Inferno – the last in Dan Brown’s Trilogy – See’s the return of our beloved Tom Hanks as Robert Langdon in a picture which even he can’t save from draining on the soul with a drawn-out and drama-less chase through the beautiful landscapes of Florence and Istanbul.
Whilst not completely terrible – despite what else you may read – Inferno plays out more like an advert from the tourist board of Florence with a fascinatingly surprising twist which slaps you in the face like being hit by a wet fish. Exquisite architectural views of museums and alike provide a filling dessert for the eyes as Langdon and his female companion Dr. Sienna Brooks take to the streets, on the run from various different parties, not knowing exactly who they can trust.
Why don’t they know who to trust? Well, we enter the film with Langdon waking up in a Hospital in Florence, Suffering from ‘amnesia’ with no idea why or how he has even come to be in Florence. Suffering a head wound which causes excruciating pain and horrifying thoughts in his head – which flash onto the screen throughout as his situation starts to unravel – as a rogue female police officer opens fire on Langdon and the Doctors, Dr. Sienna Brooks – with her complex intellectual mind which seems to been developed as a child – helps Langdon escape and makes it her mission to help recover his lost memory to discover why exactly he is being hunted.
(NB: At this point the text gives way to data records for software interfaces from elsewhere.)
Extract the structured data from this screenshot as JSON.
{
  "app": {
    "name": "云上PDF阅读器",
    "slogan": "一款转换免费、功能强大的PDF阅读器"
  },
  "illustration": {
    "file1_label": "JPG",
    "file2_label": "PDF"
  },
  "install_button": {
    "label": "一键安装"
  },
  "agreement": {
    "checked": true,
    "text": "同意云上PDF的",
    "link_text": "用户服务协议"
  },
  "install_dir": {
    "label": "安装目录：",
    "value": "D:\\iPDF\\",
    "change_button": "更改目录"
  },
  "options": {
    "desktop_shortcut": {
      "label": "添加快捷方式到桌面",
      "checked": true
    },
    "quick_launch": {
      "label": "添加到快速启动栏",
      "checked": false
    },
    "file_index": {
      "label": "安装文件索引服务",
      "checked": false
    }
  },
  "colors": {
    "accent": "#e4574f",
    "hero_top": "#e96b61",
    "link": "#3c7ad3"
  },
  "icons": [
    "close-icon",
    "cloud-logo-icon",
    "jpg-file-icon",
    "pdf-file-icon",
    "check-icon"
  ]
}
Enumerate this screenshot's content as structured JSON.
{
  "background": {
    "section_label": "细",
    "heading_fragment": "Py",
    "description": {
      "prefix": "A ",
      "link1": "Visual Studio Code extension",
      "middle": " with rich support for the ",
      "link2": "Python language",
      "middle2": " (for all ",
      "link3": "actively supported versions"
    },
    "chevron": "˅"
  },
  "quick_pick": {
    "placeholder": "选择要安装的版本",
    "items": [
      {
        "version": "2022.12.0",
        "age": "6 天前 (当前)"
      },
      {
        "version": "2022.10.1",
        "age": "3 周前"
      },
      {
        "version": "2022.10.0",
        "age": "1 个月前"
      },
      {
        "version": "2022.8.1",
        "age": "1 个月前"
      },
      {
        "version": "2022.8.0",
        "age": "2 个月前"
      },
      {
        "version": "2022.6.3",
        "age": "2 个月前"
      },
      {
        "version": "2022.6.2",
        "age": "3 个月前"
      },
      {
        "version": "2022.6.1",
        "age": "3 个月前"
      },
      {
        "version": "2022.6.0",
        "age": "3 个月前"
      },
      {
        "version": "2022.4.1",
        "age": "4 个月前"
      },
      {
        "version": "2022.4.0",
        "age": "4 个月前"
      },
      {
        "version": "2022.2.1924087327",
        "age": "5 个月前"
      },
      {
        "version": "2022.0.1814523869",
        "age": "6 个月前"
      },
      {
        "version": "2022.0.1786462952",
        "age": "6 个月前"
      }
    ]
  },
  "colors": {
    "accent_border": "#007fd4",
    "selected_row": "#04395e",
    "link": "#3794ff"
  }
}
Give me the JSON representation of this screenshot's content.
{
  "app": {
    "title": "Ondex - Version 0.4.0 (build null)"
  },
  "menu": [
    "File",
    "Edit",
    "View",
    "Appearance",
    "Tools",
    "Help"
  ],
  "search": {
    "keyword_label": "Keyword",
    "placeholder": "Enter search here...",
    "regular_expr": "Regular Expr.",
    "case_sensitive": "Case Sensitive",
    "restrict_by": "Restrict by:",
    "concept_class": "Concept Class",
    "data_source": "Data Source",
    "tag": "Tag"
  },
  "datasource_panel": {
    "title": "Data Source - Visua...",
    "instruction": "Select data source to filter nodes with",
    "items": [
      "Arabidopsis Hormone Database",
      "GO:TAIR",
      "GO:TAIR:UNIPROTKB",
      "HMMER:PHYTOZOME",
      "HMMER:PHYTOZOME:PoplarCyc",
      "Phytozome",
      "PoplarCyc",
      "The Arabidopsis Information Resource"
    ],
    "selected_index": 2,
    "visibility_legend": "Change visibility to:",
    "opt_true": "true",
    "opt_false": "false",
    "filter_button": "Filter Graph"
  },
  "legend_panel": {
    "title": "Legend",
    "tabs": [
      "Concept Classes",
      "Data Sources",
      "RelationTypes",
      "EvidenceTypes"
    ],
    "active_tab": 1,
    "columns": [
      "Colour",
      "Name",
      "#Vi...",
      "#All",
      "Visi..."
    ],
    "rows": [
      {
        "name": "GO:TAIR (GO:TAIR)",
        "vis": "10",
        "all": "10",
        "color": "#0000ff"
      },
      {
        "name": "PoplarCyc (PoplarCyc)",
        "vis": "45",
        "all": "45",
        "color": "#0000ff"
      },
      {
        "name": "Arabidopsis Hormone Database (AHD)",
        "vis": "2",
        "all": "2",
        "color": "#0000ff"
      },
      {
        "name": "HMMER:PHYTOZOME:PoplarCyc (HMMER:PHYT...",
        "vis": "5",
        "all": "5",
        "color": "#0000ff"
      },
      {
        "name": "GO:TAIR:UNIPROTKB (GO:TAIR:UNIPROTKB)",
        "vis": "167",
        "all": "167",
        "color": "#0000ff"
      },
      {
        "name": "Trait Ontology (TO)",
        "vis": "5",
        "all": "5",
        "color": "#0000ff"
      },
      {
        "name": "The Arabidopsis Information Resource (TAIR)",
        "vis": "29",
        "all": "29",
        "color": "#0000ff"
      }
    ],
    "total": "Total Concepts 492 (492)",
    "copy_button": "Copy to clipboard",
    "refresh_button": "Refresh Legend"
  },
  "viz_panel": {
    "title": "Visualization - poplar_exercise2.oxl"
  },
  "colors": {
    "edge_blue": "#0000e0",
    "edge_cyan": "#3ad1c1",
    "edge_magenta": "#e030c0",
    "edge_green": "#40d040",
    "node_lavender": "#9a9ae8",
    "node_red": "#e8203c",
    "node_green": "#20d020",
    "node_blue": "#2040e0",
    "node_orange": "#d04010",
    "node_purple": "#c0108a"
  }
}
Turns out a fanatical billionaire, Bertrand Zobrist – played by Ben Foster – who is completely fixated on the overpopulation of the world thinks it’s his mission to save the world from itself. He creates a virus which will wipe out 50% of the world’s population but before he kills himself hides it in a secret location leaving behind clues to its whereabouts via symbols littered in Botticelli’s illustrations of Dante which, along with regaining his memory, Langdon has to decipher to find and save the world but not before the multiple twists explode in his face.
Brown’s trilogy with The DaVinci Code and Angels and Demons have met with some serious criticism over the years and with a seven-year gap since the release of the latter it may have been a good idea for Director Ron Howard to leave this one sleeping. Hanks seems to overplay his Robert Langdon and Felicity Jones performances reeks of stilton, stilted and wooden. Foster again seems typecast as that egotistical and unlikable character he so often plays. Some can now breath a sigh of relief that this series has come to an end.
Inferno is out in cinemas October 14